Turkish President Recep Tayyip Erdogan said late on Thursday the division of Iraq is their internal issue, but Turkey would not tolerate any threat to its borders.
Erdogan’s comments came during a TV programme on Turkey’s A Haber news channel, responding a question whether he was concerned over the possibility of Iraq’s division in the light of the United States’ latest attitude on the Kurdish Regional Government (KRG), and the KRG President Massoud Barzani’s latest statements.
President Erdogan said the case should be evaluated as a priority for Iraq’s internal affairs, adding it was Iraq’s domestic issue but it would not benefit the North Iraq.
“For the rest, planning anything on our borders or even thinking about it, would be about our unitary structure which we would never tolerate,” said Erdogan.
“Their division inside Iraq move would be about their relations with Iraq’s central government since the relations between the KRG and the central government are not well.”
During a meeting with the North Iraq’s political and civil society movement leaders on Tuesday, Massoud Barzani said he was ready to declare independence if they support him.
“If you support me, stand beside me, and solve the contradictions among you, I’m ready right now for the declaration of independence,” said Barzani.
Barzani’s statements speculated that he took the US support on the issue during his visit to Washington last week.
According to Kurdish TV channel Rudaw, the US Vice President Joe Biden mentioned the US intention to see an independent Kurdish state.
“Mr President [Barzani], we both will see an independent Kurdish state,” said Biden to Barzani, according to Rudaw.
Meanwhile, the US lawmakers have approved a bill on May 15, allowing a direct aid to Kurdish Regional Government, which used to go through the Iraqi central government.
Following the approval of the bill, the Senate Armed Services Committee released as statement hailing the decision.
“[Committee Chairman Mac Thornberry’s] proposal reinforces the mission against ISIS and Operation Inherent Resolve [OIR]. His proposal reauthorises the Office of Security Cooperation in Iraq,” it said.
“The Chairman also supports authorising the president’s request of $715 million for security assistance to Iraqi forces combating ISIL. However, Chairman Thornberry requires that 25 percent of the funds be provided directly to the Kurdish Peshmerga and Sunni forces.”
The bill further states that if the Iraqi government does not stop the mistreatment of minorities the percentage of aid sent to Sunni and KRG forces will rise to 60 percent.

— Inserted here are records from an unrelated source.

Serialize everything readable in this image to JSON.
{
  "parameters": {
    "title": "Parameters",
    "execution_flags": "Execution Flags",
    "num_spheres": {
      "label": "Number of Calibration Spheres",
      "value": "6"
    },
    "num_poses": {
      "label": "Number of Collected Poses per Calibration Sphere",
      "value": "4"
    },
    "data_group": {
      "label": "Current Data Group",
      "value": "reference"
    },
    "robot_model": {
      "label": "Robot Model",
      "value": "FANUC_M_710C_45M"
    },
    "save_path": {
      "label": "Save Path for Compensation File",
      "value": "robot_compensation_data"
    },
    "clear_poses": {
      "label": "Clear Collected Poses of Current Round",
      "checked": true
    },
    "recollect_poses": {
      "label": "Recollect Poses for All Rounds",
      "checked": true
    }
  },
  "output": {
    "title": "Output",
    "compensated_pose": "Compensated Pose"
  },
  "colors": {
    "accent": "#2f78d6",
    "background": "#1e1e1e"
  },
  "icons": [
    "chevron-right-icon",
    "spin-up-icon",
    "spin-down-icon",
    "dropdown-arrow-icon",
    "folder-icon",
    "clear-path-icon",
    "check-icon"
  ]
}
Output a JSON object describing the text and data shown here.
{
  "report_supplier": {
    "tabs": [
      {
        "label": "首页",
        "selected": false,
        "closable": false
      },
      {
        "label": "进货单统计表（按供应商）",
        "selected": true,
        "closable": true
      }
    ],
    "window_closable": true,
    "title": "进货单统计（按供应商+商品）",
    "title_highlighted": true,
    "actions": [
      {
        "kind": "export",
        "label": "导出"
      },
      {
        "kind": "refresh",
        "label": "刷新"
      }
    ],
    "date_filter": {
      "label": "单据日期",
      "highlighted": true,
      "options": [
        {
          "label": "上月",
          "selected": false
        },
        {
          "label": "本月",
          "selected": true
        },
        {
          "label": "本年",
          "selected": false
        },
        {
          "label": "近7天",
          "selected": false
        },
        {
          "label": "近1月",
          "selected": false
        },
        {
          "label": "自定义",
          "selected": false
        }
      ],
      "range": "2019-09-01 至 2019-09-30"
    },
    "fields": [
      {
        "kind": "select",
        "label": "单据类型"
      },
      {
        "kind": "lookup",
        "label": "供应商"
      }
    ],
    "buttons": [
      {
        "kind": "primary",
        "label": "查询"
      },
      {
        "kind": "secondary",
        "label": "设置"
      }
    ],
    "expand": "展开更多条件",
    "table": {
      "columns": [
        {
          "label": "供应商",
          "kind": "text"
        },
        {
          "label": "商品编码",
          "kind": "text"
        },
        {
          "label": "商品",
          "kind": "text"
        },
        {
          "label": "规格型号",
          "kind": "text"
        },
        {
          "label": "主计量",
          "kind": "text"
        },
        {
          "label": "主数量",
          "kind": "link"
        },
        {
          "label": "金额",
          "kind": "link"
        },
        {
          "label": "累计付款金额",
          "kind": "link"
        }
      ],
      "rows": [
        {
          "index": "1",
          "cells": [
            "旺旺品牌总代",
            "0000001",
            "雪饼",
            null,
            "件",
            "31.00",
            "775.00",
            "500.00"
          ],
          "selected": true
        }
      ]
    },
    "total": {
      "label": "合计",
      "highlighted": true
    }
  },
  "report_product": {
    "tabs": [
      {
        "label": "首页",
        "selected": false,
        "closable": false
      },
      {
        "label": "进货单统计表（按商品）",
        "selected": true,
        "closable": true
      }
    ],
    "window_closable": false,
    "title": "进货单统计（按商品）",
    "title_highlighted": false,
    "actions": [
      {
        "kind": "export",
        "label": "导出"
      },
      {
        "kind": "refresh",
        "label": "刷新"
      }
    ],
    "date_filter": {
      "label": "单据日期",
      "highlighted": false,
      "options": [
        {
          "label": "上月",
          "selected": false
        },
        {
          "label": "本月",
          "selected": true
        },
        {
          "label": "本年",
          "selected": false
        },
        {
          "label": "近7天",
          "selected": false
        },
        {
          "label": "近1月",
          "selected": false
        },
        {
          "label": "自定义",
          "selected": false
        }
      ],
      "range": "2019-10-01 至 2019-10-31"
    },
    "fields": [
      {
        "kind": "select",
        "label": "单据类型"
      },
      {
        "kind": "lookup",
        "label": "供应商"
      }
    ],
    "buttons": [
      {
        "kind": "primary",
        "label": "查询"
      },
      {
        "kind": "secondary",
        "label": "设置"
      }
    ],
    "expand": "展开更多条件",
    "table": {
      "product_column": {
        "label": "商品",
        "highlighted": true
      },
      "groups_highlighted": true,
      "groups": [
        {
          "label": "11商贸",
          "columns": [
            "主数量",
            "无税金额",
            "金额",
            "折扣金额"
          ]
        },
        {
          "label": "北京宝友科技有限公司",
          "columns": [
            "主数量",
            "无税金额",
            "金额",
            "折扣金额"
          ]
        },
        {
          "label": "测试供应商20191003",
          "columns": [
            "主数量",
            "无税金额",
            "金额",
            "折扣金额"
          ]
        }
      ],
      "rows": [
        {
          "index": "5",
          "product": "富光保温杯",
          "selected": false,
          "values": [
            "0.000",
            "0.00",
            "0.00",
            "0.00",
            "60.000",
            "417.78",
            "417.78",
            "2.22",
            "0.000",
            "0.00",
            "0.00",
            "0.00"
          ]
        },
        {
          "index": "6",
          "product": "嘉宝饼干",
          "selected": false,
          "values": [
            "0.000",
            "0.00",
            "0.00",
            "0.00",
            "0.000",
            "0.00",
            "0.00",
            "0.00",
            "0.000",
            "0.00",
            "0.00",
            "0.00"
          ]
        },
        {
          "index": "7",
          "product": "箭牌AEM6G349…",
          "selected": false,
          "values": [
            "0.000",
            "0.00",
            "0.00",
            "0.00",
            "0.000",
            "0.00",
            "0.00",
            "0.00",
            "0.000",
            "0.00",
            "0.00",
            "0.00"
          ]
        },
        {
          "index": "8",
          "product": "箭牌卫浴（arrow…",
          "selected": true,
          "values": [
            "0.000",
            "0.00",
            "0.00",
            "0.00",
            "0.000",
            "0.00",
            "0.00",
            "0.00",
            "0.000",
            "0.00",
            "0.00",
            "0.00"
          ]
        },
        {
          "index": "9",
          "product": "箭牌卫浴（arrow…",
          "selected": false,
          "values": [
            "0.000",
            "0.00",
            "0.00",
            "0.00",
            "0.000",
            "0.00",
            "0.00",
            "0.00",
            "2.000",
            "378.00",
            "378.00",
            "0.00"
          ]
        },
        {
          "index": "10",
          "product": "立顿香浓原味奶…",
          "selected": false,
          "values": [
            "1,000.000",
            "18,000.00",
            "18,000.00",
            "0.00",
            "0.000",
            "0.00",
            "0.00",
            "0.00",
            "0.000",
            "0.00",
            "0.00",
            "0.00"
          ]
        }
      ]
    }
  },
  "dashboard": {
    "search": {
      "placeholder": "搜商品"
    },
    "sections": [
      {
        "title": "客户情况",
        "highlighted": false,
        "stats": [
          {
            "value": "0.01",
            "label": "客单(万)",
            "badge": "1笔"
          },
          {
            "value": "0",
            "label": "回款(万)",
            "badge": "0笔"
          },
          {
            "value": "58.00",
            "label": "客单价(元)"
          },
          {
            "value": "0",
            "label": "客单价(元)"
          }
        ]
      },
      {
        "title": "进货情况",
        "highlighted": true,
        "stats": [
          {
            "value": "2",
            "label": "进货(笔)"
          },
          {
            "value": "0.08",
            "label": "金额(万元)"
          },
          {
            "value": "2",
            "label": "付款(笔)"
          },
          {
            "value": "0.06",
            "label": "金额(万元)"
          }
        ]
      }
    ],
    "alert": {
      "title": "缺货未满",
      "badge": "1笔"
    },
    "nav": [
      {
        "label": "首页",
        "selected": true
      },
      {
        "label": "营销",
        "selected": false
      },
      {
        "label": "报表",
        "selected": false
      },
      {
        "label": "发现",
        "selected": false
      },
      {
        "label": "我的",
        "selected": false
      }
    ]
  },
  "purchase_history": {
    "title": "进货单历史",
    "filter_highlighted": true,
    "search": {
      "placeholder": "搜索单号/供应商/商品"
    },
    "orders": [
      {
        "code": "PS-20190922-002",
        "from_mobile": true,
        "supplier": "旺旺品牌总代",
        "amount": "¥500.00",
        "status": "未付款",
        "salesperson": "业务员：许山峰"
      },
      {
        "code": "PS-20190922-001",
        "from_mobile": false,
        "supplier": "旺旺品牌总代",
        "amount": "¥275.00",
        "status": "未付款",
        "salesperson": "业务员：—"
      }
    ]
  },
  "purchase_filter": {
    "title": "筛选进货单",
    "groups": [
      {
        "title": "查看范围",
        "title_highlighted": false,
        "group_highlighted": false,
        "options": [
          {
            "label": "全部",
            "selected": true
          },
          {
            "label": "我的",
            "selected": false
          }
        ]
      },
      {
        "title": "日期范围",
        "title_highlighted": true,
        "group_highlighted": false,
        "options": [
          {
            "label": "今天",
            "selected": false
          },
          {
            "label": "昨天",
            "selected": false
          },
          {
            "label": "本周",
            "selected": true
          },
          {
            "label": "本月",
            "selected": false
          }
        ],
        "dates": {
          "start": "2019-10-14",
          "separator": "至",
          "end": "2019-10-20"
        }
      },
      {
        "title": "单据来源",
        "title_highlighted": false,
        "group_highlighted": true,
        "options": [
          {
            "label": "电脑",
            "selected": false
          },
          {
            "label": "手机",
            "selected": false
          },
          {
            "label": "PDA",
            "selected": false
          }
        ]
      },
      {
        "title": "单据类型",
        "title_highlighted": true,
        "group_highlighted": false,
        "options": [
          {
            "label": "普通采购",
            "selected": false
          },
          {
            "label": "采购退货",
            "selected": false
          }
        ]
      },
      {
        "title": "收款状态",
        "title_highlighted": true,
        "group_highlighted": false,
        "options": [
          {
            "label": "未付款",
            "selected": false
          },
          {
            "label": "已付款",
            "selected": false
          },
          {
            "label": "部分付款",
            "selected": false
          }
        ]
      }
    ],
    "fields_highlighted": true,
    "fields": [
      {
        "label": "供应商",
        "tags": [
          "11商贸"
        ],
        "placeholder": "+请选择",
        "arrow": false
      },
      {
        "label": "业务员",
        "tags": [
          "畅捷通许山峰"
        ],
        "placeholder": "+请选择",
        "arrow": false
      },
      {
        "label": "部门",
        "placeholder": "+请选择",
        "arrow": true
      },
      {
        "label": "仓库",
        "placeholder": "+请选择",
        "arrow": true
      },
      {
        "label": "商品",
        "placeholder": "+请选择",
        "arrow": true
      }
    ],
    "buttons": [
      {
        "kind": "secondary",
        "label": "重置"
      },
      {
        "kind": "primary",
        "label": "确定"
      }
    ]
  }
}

The US bill, though yet to be approved by the White House and Congress, met with strong opposition from both the Iraqi government and Shiite personalities in the country.